### [What the task requires]
List each line of the data that holds the string "this".
Dataset extract Start Marker
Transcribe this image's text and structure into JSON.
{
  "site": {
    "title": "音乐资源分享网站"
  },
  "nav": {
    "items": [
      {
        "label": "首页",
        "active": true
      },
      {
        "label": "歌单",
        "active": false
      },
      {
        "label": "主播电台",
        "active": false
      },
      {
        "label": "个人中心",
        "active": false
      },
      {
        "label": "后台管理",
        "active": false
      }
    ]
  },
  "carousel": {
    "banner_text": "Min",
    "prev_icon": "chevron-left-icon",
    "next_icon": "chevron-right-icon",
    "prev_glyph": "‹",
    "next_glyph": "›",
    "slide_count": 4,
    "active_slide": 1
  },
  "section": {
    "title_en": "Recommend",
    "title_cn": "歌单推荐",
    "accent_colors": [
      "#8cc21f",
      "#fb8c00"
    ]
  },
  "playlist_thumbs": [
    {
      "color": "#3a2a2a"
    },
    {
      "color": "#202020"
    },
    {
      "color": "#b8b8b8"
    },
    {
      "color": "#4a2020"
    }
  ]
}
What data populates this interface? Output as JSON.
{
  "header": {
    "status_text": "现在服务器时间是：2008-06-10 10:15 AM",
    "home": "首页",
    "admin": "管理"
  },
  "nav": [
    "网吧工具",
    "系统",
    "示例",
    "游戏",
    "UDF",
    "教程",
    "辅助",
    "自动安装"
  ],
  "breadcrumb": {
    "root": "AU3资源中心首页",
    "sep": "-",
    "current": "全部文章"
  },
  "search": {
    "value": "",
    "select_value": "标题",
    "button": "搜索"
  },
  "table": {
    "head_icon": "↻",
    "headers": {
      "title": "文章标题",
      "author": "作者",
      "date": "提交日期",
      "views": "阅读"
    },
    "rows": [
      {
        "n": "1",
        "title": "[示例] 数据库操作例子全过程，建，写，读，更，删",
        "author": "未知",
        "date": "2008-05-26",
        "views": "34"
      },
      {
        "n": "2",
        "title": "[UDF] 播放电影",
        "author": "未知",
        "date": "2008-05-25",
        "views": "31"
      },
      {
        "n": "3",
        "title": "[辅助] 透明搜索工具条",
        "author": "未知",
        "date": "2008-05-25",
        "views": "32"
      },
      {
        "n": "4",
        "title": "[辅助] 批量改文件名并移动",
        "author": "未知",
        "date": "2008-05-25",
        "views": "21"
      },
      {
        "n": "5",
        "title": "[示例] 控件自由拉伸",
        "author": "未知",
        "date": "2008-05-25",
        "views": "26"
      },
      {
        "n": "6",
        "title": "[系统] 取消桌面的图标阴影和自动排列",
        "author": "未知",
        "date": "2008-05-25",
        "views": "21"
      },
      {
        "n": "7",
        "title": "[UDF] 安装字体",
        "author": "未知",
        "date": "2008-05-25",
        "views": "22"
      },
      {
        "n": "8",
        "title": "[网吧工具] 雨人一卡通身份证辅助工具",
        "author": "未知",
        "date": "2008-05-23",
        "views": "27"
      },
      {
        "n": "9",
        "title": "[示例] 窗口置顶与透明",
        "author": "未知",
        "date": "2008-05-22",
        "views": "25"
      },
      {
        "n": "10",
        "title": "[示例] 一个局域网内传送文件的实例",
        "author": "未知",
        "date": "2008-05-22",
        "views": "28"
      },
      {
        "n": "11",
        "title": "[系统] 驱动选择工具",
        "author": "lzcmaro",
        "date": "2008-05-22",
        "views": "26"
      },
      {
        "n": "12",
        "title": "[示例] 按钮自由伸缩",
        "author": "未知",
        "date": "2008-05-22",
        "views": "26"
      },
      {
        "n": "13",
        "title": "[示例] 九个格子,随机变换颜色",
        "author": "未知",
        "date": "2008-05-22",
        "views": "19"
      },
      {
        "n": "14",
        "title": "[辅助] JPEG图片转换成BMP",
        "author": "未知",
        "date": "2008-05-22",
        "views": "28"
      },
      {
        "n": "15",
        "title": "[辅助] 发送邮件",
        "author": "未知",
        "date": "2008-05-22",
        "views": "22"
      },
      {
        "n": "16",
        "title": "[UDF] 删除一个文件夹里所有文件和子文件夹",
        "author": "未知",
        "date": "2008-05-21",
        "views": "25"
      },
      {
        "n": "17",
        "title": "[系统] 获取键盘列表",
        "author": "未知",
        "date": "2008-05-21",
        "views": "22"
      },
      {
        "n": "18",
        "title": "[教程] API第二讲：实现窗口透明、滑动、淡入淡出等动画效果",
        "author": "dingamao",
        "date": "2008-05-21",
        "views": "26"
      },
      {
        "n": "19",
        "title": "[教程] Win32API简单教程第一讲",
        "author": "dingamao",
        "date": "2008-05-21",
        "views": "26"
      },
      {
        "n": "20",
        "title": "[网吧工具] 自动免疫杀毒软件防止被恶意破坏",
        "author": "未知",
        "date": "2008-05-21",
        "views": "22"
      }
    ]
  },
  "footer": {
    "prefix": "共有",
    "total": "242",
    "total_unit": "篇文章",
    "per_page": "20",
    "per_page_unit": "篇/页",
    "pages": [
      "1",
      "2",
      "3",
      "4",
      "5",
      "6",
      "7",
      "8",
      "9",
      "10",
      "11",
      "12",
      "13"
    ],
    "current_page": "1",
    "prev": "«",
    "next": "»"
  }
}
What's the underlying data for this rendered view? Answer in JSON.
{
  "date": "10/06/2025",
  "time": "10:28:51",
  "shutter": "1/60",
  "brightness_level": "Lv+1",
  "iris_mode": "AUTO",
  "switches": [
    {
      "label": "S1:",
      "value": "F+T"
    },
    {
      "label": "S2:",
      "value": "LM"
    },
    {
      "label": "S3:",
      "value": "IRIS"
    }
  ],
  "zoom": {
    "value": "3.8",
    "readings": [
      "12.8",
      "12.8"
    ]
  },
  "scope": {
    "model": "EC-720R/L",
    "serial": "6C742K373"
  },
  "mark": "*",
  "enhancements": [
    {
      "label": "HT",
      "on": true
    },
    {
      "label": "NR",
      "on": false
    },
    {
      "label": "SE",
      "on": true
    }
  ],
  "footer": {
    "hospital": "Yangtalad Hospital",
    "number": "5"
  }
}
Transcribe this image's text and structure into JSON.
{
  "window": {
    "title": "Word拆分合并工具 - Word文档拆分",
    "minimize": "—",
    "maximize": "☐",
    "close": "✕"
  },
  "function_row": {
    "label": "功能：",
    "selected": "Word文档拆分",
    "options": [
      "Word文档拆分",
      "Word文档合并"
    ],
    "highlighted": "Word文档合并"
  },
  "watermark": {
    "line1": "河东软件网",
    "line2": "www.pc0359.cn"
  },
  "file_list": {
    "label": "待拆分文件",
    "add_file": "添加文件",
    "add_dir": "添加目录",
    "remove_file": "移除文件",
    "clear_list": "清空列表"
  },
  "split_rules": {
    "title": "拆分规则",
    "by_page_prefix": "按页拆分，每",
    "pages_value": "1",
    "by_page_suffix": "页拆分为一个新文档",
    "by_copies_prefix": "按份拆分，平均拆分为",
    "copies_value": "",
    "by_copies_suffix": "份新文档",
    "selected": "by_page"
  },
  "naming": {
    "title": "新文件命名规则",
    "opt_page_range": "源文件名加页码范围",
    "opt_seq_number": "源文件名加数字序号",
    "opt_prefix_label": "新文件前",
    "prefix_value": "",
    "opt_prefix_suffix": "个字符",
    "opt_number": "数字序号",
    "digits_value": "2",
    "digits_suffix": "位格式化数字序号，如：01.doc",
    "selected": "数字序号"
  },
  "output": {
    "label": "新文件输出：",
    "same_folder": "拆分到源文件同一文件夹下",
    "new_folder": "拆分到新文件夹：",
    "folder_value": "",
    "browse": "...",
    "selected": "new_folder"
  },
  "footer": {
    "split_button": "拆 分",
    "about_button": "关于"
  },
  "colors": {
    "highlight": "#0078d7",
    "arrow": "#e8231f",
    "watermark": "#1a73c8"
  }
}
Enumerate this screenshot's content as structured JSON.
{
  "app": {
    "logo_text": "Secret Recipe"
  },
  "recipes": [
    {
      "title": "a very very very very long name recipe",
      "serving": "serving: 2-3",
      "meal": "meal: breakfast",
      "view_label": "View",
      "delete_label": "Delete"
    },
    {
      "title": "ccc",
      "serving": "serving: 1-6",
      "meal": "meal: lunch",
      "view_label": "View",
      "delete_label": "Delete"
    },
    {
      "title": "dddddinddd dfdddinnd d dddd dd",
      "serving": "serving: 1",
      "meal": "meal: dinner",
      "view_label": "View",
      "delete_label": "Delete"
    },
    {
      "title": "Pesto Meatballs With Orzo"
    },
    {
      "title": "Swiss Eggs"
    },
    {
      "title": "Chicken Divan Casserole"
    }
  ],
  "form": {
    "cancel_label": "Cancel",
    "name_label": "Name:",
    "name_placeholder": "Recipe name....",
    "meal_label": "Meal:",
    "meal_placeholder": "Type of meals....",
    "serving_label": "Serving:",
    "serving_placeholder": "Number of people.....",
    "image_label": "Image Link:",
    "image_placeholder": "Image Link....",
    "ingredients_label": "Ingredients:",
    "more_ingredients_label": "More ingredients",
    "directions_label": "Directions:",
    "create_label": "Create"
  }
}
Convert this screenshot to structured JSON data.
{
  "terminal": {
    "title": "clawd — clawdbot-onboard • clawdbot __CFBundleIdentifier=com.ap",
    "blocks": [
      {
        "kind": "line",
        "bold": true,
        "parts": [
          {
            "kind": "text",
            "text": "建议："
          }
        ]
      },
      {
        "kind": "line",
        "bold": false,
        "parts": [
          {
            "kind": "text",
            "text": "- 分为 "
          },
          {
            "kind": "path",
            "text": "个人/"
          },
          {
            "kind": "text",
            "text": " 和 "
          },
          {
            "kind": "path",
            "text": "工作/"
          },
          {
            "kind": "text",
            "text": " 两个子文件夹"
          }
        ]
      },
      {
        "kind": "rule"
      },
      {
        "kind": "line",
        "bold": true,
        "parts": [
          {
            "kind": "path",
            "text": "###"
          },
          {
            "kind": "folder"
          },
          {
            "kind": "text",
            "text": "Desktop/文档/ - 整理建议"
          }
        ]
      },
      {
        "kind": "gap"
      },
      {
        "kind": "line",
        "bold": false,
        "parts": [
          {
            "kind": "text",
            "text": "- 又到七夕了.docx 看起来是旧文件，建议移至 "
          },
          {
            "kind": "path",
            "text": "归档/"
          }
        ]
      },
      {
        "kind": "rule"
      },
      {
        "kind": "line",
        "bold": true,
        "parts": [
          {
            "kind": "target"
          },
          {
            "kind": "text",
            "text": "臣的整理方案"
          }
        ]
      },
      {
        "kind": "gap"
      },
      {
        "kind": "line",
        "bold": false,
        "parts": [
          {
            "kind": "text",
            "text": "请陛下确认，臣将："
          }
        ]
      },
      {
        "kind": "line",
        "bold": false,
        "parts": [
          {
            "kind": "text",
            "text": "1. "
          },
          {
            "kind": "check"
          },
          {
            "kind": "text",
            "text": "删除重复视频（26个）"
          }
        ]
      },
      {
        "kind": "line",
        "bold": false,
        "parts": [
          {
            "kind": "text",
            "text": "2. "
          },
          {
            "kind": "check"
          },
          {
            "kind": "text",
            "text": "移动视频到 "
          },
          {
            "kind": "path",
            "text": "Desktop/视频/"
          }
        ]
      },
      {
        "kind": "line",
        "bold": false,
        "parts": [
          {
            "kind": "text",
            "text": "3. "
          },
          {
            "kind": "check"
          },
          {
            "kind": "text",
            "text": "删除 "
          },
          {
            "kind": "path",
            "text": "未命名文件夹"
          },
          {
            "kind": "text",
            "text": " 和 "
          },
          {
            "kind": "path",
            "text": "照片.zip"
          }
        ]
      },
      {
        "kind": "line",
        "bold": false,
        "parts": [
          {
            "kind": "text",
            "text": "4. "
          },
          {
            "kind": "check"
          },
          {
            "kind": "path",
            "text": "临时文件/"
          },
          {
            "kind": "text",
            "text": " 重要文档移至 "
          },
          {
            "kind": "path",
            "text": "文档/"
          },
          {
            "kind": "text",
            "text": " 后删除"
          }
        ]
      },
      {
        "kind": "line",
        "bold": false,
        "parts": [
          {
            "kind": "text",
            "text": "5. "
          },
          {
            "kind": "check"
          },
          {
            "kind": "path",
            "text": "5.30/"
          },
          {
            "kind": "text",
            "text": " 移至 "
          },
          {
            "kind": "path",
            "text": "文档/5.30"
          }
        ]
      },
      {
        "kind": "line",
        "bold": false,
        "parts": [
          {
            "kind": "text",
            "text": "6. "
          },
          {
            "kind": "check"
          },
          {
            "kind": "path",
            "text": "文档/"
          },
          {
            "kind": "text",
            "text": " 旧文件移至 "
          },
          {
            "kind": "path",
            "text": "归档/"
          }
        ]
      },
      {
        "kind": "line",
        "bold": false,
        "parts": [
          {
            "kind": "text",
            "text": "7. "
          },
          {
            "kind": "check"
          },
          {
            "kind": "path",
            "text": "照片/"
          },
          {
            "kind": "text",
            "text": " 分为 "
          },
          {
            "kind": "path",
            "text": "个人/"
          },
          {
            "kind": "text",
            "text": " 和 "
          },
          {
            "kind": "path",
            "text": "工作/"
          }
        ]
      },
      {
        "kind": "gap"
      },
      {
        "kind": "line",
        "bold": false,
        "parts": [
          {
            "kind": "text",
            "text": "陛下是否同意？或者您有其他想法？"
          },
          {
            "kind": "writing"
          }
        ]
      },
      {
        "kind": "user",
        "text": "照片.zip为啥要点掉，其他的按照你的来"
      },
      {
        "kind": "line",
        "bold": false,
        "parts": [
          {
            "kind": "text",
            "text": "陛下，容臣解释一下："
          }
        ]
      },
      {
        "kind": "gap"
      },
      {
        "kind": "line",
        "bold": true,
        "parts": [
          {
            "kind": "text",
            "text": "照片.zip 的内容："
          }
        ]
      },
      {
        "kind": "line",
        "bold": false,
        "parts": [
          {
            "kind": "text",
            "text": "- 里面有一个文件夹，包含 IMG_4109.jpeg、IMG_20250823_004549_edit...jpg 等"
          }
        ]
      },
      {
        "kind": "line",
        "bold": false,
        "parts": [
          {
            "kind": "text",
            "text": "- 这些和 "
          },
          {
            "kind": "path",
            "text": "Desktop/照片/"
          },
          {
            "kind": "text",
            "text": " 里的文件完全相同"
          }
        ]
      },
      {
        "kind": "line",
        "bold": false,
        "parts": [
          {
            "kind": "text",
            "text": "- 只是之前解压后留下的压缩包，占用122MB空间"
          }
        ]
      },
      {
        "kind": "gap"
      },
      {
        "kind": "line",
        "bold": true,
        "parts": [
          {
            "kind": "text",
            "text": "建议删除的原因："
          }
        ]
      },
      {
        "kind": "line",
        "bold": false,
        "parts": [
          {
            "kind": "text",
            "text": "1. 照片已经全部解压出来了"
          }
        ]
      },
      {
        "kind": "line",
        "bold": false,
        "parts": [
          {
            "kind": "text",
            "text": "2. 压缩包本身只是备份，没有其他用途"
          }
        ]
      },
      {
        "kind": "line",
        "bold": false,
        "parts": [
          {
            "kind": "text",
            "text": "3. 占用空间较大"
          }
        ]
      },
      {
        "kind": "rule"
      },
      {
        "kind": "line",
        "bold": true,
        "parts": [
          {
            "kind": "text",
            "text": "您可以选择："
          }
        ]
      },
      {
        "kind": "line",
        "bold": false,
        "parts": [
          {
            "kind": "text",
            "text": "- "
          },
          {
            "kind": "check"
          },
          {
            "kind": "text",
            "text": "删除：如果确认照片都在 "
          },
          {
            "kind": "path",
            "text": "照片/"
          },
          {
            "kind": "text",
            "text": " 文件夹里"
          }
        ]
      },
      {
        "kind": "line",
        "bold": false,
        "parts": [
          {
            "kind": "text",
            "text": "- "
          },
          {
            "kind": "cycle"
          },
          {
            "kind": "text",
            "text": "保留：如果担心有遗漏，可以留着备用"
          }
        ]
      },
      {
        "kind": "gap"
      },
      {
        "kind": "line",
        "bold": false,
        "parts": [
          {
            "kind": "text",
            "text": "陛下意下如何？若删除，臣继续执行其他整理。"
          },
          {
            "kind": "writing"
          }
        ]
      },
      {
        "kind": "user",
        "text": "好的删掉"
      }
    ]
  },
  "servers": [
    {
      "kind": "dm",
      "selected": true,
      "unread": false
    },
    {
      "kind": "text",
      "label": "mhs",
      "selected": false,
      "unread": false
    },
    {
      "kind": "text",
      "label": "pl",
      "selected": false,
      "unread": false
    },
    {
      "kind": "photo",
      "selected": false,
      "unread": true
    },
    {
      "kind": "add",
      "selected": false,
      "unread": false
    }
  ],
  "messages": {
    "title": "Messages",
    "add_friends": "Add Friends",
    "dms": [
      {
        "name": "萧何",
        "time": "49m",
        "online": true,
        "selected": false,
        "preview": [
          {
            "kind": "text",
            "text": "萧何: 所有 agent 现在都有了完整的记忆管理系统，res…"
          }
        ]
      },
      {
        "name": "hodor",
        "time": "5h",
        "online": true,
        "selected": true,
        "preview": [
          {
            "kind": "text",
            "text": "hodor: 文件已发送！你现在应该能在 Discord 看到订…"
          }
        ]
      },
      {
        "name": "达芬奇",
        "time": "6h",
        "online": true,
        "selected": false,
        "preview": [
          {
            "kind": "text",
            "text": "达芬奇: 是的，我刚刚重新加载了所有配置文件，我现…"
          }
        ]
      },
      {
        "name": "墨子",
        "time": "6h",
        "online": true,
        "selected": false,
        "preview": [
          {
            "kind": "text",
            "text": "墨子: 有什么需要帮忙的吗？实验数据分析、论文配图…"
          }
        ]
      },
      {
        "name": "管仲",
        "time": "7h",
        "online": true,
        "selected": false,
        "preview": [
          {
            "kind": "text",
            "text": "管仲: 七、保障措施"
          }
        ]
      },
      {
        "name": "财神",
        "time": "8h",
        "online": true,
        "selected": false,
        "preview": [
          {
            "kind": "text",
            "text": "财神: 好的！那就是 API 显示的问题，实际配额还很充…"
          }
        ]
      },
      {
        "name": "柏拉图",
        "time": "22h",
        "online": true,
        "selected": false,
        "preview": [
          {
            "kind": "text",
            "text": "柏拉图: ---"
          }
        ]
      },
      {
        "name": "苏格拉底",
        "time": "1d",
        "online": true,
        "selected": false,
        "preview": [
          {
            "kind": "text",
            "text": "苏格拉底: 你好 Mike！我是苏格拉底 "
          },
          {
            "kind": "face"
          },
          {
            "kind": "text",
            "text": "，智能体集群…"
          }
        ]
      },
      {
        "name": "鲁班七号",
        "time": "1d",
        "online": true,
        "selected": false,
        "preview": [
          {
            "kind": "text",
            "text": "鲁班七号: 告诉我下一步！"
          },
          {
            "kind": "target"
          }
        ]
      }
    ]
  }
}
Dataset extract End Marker
### [Solved exercise]
Transcribe this image's text and structure into JSON.
What data populates this interface? Output as JSON.
What's the underlying data for this rendered view? Answer in JSON.
Transcribe this image's text and structure into JSON.
Enumerate this screenshot's content as structured JSON.
Convert this screenshot to structured JSON data.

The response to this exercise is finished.